Something I have often wondered about is if you feel that you are part of something bigger and greater when you play in a band, that you are part of a movement sort of?
-Of course we feel it, we are an homage to Satan.

When you play the sort of music you play I guess you cannot have birds and bees on the cover of your album? What is a great album cover to you?
-We have marmots and goats on our cover, not so far from birds and bees!
There are thousands of beautiful artworks in the music history, impossible to quote all we love, but we can say that we really admire artist works by Jacob Bannon, Converge’s singer, artist and writer, for his unique and creepy style.

What is your opinion on digital verses physical?
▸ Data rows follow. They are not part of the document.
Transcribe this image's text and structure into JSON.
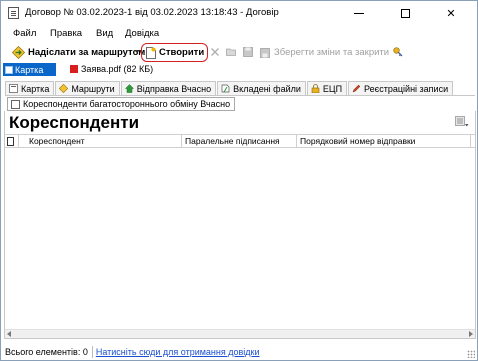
{
  "window": {
    "title": "Договор № 03.02.2023-1 від 03.02.2023 13:18:43 - Договір",
    "minimize": "minimize",
    "maximize": "maximize",
    "close": "✕"
  },
  "menu": {
    "items": [
      {
        "label": "Файл"
      },
      {
        "label": "Правка"
      },
      {
        "label": "Вид"
      },
      {
        "label": "Довідка"
      }
    ]
  },
  "toolbar": {
    "send_route_label": "Надіслати за маршрутом",
    "create_label": "Створити",
    "save_close_label": "Зберегти зміни та закрити"
  },
  "attachments": {
    "card_tab_label": "Картка",
    "pdf_label": "Заява.pdf (82 КБ)"
  },
  "tabs": [
    {
      "label": "Картка"
    },
    {
      "label": "Маршрути"
    },
    {
      "label": "Відправка Вчасно"
    },
    {
      "label": "Вкладені файли"
    },
    {
      "label": "ЕЦП"
    },
    {
      "label": "Реєстраційні записи"
    }
  ],
  "subtab": {
    "label": "Кореспонденти багатостороннього обміну Вчасно"
  },
  "section": {
    "title": "Кореспонденти",
    "columns": [
      {
        "label": "Кореспондент"
      },
      {
        "label": "Паралельне підписання"
      },
      {
        "label": "Порядковий номер відправки"
      }
    ],
    "rows": []
  },
  "status": {
    "count_label": "Всього елементів: 0",
    "help_link": "Натисніть сюди для отримання довідки"
  },
  "colors": {
    "accent": "#0a66c8",
    "highlight_border": "#d32020",
    "link": "#1a4fd0"
  }
}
Is digital killing music?
-In play and production, digital is an essential part of modern music, it has opened almost infinite new possibilities of art and work; on distribution, it injects in the world a massive number of new bands and a lot of free music; at the very same moment, vinyl has some sort of rebirth, and if together digital and vinyl will end CDs, probably human beings will gain something.
On another level, digital is probably killing human interaction, in many sad ways, and some kind of phone-voyeuristic participation at concerts is one of its worst clues.

What kind live scene is there for bands like yours?
-We love to play in many and very different contests, from straight metal and metal-folk concerts, to linguistic minority gatherings, village celebrations and happenings in support of political and DIY causes.
So any live scene less the boring, selfish or fancy ones.

When you play live is it a happening or do you see it more as a party?
-Neither of the two, it’s a Sabbath; dark, magic, wild.

What would you like to see the future bring?
-After four years in studio, recording, mixing, mastering, post producing, etc. etc. our only wish is for four years of concerts at least!


Share
Bookmark the permalink.

Comments are closed.